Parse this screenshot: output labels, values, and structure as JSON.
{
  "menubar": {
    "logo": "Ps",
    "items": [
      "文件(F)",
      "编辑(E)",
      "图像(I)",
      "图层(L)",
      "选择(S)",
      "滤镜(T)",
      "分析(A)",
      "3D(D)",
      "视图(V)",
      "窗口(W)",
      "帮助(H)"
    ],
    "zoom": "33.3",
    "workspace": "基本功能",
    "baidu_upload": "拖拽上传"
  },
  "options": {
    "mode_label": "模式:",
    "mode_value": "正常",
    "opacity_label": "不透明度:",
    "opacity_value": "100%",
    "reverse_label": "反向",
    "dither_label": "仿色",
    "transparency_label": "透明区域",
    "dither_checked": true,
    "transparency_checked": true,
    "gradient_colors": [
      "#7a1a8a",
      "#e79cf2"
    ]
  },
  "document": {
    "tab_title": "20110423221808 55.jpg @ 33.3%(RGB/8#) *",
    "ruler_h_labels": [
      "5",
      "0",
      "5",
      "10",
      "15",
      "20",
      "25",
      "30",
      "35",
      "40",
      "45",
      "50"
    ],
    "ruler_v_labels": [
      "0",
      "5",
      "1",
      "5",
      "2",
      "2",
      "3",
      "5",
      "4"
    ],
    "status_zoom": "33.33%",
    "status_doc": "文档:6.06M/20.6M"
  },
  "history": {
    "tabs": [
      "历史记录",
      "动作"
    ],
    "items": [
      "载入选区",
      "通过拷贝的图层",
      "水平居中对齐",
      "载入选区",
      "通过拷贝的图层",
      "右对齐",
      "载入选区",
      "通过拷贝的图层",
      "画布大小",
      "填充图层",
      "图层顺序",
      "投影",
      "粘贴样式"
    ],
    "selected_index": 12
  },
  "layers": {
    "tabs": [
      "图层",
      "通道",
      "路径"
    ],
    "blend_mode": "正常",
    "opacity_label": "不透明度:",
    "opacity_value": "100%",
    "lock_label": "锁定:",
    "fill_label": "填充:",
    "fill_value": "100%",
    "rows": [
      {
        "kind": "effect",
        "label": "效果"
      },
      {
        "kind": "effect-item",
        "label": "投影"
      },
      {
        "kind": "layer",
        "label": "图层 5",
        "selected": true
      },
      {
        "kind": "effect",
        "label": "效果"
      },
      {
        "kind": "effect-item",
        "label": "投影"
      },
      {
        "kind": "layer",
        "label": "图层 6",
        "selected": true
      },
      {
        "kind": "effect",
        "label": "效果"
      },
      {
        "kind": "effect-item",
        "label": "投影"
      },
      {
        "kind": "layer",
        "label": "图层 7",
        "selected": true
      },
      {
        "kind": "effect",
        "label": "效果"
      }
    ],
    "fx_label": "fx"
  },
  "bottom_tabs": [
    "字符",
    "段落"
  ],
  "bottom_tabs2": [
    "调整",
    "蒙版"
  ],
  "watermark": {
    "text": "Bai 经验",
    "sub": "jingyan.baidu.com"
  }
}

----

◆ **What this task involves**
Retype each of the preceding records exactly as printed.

◆ **Your solution**
Parse this screenshot: output labels, values, and structure as JSON.
{
  "menubar": {
    "logo": "Ps",
    "items": [
      "文件(F)",
      "编辑(E)",
      "图像(I)",
      "图层(L)",
      "选择(S)",
      "滤镜(T)",
      "分析(A)",
      "3D(D)",
      "视图(V)",
      "窗口(W)",
      "帮助(H)"
    ],
    "zoom": "33.3",
    "workspace": "基本功能",
    "baidu_upload": "拖拽上传"
  },
  "options": {
    "mode_label": "模式:",
    "mode_value": "正常",
    "opacity_label": "不透明度:",
    "opacity_value": "100%",
    "reverse_label": "反向",
    "dither_label": "仿色",
    "transparency_label": "透明区域",
    "dither_checked": true,
    "transparency_checked": true,
    "gradient_colors": [
      "#7a1a8a",
      "#e79cf2"
    ]
  },
  "document": {
    "tab_title": "20110423221808 55.jpg @ 33.3%(RGB/8#) *",
    "ruler_h_labels": [
      "5",
      "0",
      "5",
      "10",
      "15",
      "20",
      "25",
      "30",
      "35",
      "40",
      "45",
      "50"
    ],
    "ruler_v_labels": [
      "0",
      "5",
      "1",
      "5",
      "2",
      "2",
      "3",
      "5",
      "4"
    ],
    "status_zoom": "33.33%",
    "status_doc": "文档:6.06M/20.6M"
  },
  "history": {
    "tabs": [
      "历史记录",
      "动作"
    ],
    "items": [
      "载入选区",
      "通过拷贝的图层",
      "水平居中对齐",
      "载入选区",
      "通过拷贝的图层",
      "右对齐",
      "载入选区",
      "通过拷贝的图层",
      "画布大小",
      "填充图层",
      "图层顺序",
      "投影",
      "粘贴样式"
    ],
    "selected_index": 12
  },
  "layers": {
    "tabs": [
      "图层",
      "通道",
      "路径"
    ],
    "blend_mode": "正常",
    "opacity_label": "不透明度:",
    "opacity_value": "100%",
    "lock_label": "锁定:",
    "fill_label": "填充:",
    "fill_value": "100%",
    "rows": [
      {
        "kind": "effect",
        "label": "效果"
      },
      {
        "kind": "effect-item",
        "label": "投影"
      },
      {
        "kind": "layer",
        "label": "图层 5",
        "selected": true
      },
      {
        "kind": "effect",
        "label": "效果"
      },
      {
        "kind": "effect-item",
        "label": "投影"
      },
      {
        "kind": "layer",
        "label": "图层 6",
        "selected": true
      },
      {
        "kind": "effect",
        "label": "效果"
      },
      {
        "kind": "effect-item",
        "label": "投影"
      },
      {
        "kind": "layer",
        "label": "图层 7",
        "selected": true
      },
      {
        "kind": "effect",
        "label": "效果"
      }
    ],
    "fx_label": "fx"
  },
  "bottom_tabs": [
    "字符",
    "段落"
  ],
  "bottom_tabs2": [
    "调整",
    "蒙版"
  ],
  "watermark": {
    "text": "Bai 经验",
    "sub": "jingyan.baidu.com"
  }
}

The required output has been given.